That’s how I ended up driving two hours each way to and from the Detroit airport to pick up 12 boxes of irradiation-treated mangoes from Karachi, Pakistan. When I arrived at the airport, I pulled off on a side road I’d never been on before. The cargo facility’s waiting area was small, with only one attendant. I showed him my phone; a green WhatsApp message displayed the information for the package. “You’re here for the mangoes?” he asked.
Despite the article’s headline, Pakistani mangoes are actually legal in the US, but the many regulatory hurdles - they must be irradiated in special facilities, and the packaging must meet USDA standards - mean that only a few intrepid importers are able to get them here. Complex webs of freelance importers, resellers, and helpful aunties collaborate to get boxes of the sweet fruit to mango lovers stateside.
We talk a lot about weak and broken supply chains, but moving delicate fruit around the world really is a logistical challenge - these mangoes can go bad in a matter of days, so time is of the essence. I’ve never had a Pakistani mango, and Pakistan isn’t on my list of future travel plans, but after reading this article I’m tempted to go on an underground WhatsApp group to pay $7 dollars to taste one:
Whereas the supermarket mangoes I grew up eating are fibrous and weirdly crisp and have little discernible fragrance, Pakistan’s Anwar Ratol and Chaunsa mangoes — the kind I picked up from the Detroit airport’s cargo bay — smell strongly of flowers and have a custardlike creaminess that drips with sticky-sweet juice.
The Mainichi - “A 22-year-old former member of a Japanese boy band has been arrested on suspicion of swindling cash from a woman in her 20s as a "deposit" for the opportunity to "meet idol group members."”
Atlantic - “Facebook is not merely a website, or a platform, or a publisher, or a social network, or an online directory, or a corporation, or a utility. It is all of these things. But Facebook is also, effectively, a hostile foreign power.”

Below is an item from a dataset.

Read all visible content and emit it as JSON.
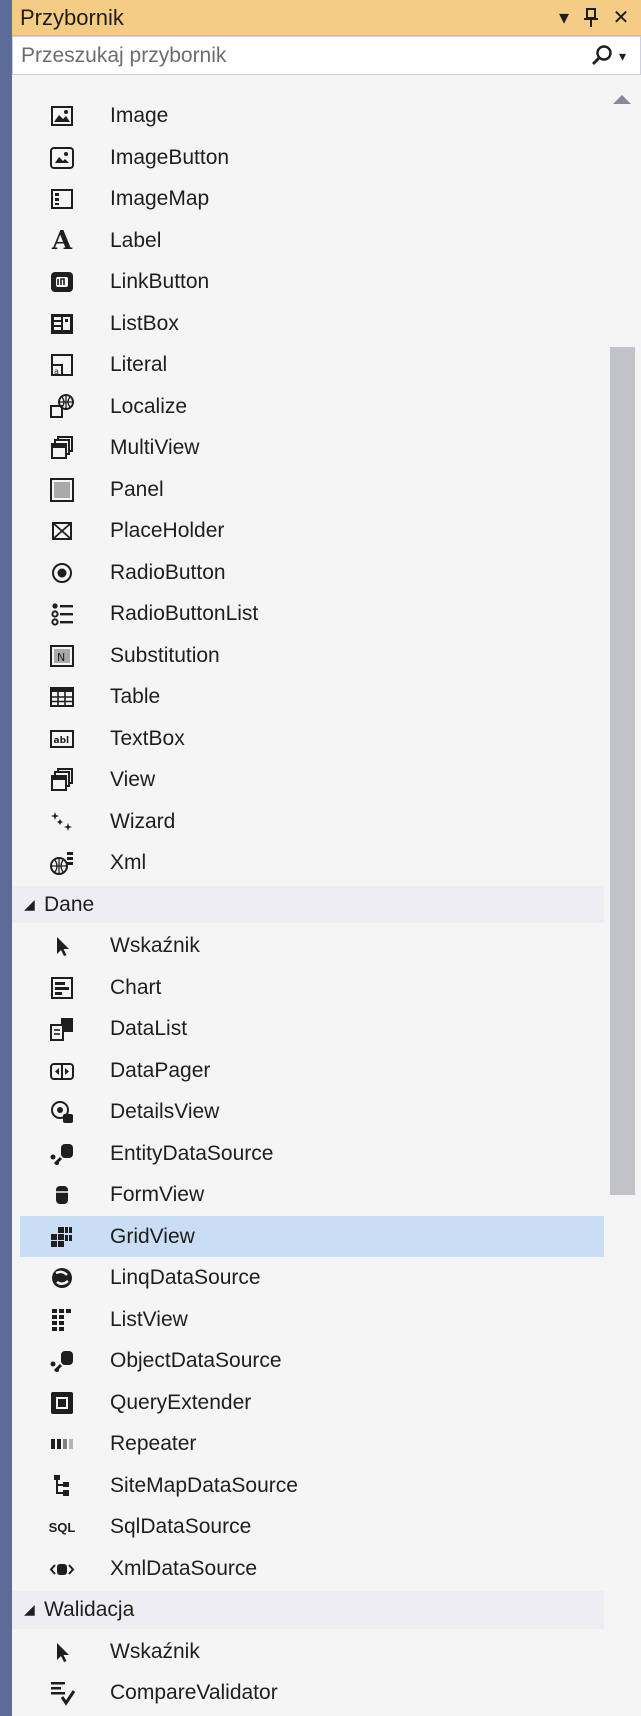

King 5 - “New documents obtained by KING 5 reveal a Seattle driving school sold fake passing grades for hundreds of dollars to at least 2,000 applicants. In some cases, the fraudulent tests sold for thousands of dollars.”
Tips, thoughts, or Pakistani mangoes to email@example.com